As a thank you to our blood donors, you receive a complimentary total cholesterol test with your blood donation. Your confidential results are available by logging in to your account (click here) up to 7 days after your donation. You will need your donor ID number when you log in.  Your donor ID number is on your donor card.

What is Cholesterol Testing?
Cholesterol testing measures a fat-like substance in your blood that, over time, can build up in the walls of your arteries.  With high blood cholesterol levels, you have a greater risk of developing heart disease. Knowing your total cholesterol is just one piece of the puzzle in knowing your risk for heart disease.

What Does My Cholesterol Level Mean?
It is recommended that all adults (20 and older) have their cholesterol levels measured and evaluated by a physician once every 5 years.  The test the blood center performs does not replace these doctor visits. The best cholesterol test is called a “lipoprotein profile” that measures different types of cholesterol levels and is done after fasting for 12 hours. The blood center does a different test, one that does not require fasting. We use the “total cholesterol” test because it’s important for donors to have a healthy meal before they donate. Our test can give you an idea of your cholesterol levels.

Total Cholesterol Level Category
Less than 200 mg/dL Desirable
200-239 mg/dL Borderline High
240 mg/dL and above High

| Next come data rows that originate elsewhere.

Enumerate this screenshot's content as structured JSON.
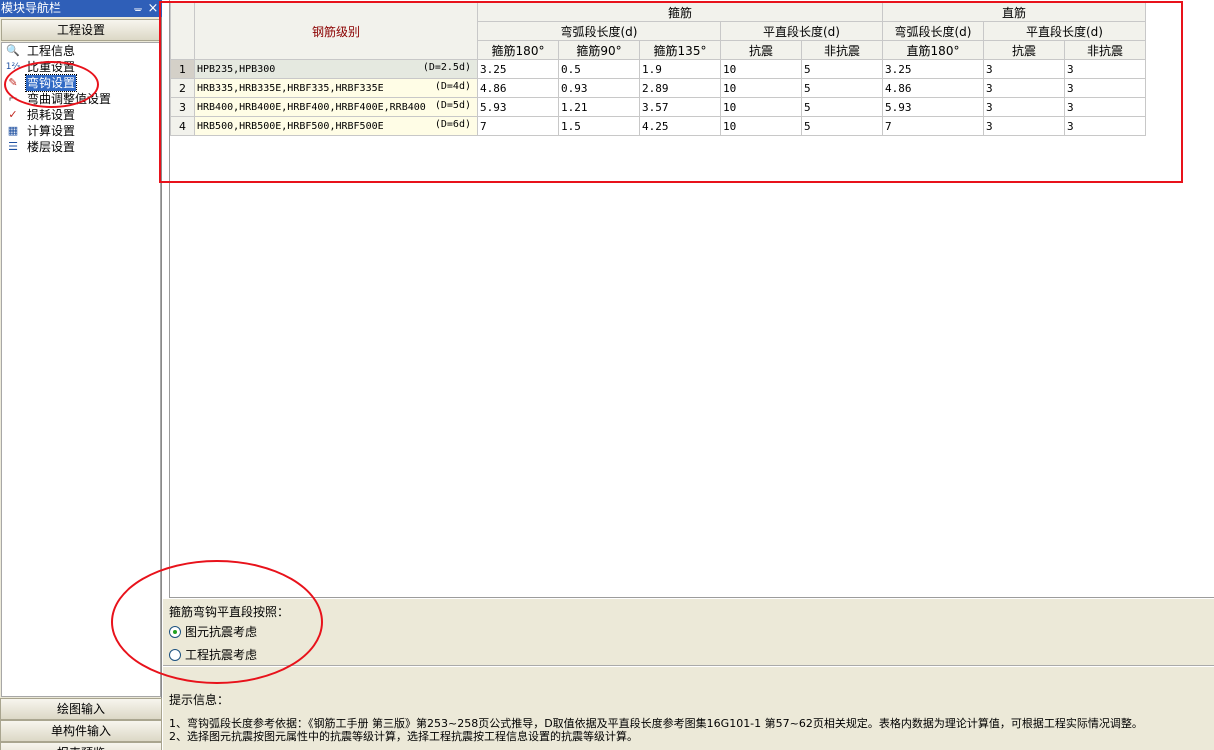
{
  "nav": {
    "title": "模块导航栏",
    "pin_glyph": "ᚚ",
    "close_glyph": "×",
    "section_button": "工程设置",
    "items": [
      {
        "label": "工程信息",
        "icon": "magnifier-doc-icon",
        "glyph": "🔍"
      },
      {
        "label": "比重设置",
        "icon": "weight-ruler-icon",
        "glyph": "1⅔"
      },
      {
        "label": "弯钩设置",
        "icon": "hook-pencil-icon",
        "glyph": "✎"
      },
      {
        "label": "弯曲调整值设置",
        "icon": "bend-adjust-icon",
        "glyph": "⌐"
      },
      {
        "label": "损耗设置",
        "icon": "loss-check-icon",
        "glyph": "✓"
      },
      {
        "label": "计算设置",
        "icon": "calc-settings-icon",
        "glyph": "▦"
      },
      {
        "label": "楼层设置",
        "icon": "floors-stack-icon",
        "glyph": "☰"
      }
    ],
    "selected_index": 2,
    "bottom_buttons": [
      "绘图输入",
      "单构件输入",
      "报表预览"
    ]
  },
  "table": {
    "grade_header": "钢筋级别",
    "group_stirrup": "箍筋",
    "group_straight": "直筋",
    "sub_arc": "弯弧段长度(d)",
    "sub_flat": "平直段长度(d)",
    "cols": [
      "箍筋180°",
      "箍筋90°",
      "箍筋135°",
      "抗震",
      "非抗震",
      "直筋180°",
      "抗震",
      "非抗震"
    ],
    "rows": [
      {
        "num": "1",
        "grade": "HPB235,HPB300",
        "d": "(D=2.5d)",
        "vals": [
          "3.25",
          "0.5",
          "1.9",
          "10",
          "5",
          "3.25",
          "3",
          "3"
        ]
      },
      {
        "num": "2",
        "grade": "HRB335,HRB335E,HRBF335,HRBF335E",
        "d": "(D=4d)",
        "vals": [
          "4.86",
          "0.93",
          "2.89",
          "10",
          "5",
          "4.86",
          "3",
          "3"
        ]
      },
      {
        "num": "3",
        "grade": "HRB400,HRB400E,HRBF400,HRBF400E,RRB400",
        "d": "(D=5d)",
        "vals": [
          "5.93",
          "1.21",
          "3.57",
          "10",
          "5",
          "5.93",
          "3",
          "3"
        ]
      },
      {
        "num": "4",
        "grade": "HRB500,HRB500E,HRBF500,HRBF500E",
        "d": "(D=6d)",
        "vals": [
          "7",
          "1.5",
          "4.25",
          "10",
          "5",
          "7",
          "3",
          "3"
        ]
      }
    ]
  },
  "options": {
    "label": "箍筋弯钩平直段按照：",
    "radio_1": "图元抗震考虑",
    "radio_2": "工程抗震考虑",
    "selected": 1
  },
  "tips": {
    "title": "提示信息：",
    "line_1": "1、弯钩弧段长度参考依据：《钢筋工手册 第三版》第253~258页公式推导，D取值依据及平直段长度参考图集16G101-1 第57~62页相关规定。表格内数据为理论计算值，可根据工程实际情况调整。",
    "line_2": "2、选择图元抗震按图元属性中的抗震等级计算，选择工程抗震按工程信息设置的抗震等级计算。"
  },
  "colors": {
    "annotation_red": "#e8121b",
    "title_bar_blue": "#2f5fb8",
    "grade_header_orange": "#f3b65b",
    "grade_text_darkred": "#8b0000",
    "radio_dot_green": "#21a121"
  }
}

How Can I Tell if I am at Risk for Heart Disease?
If your total cholesterol is 200 mg/dL or more, you should share this result with your physician and a lipoprotein profile should be done to further evaluate your risk for coronary heart disease.  Even if your total cholesterol is below 200 mg/dL, you should have a lipoprotein profile done through your physician every 5 years. Some individuals with a total cholesterol level less than 200 mg/dl may still be at high risk for heart disease if they have other risk factors like older age, obesity, low physical activity, cigarette smoking, high blood pressure, diabetes, a low HDL cholesterol level, or a family history of premature coronary heart disease.  The Inland Northwest Blood Center encourages you to discuss your total cholesterol level and possible risk factors with your physician to fully assess your risk of developing coronary heart disease.

For More Information on Cholesterol Testing and Heart Disease:
American Heart Association:
www.americanheart.org   1-800-AHA-USA1

National Heart Lung and Blood Institute:
www.nhlbi.nih.gov/health/public/heart/index.htm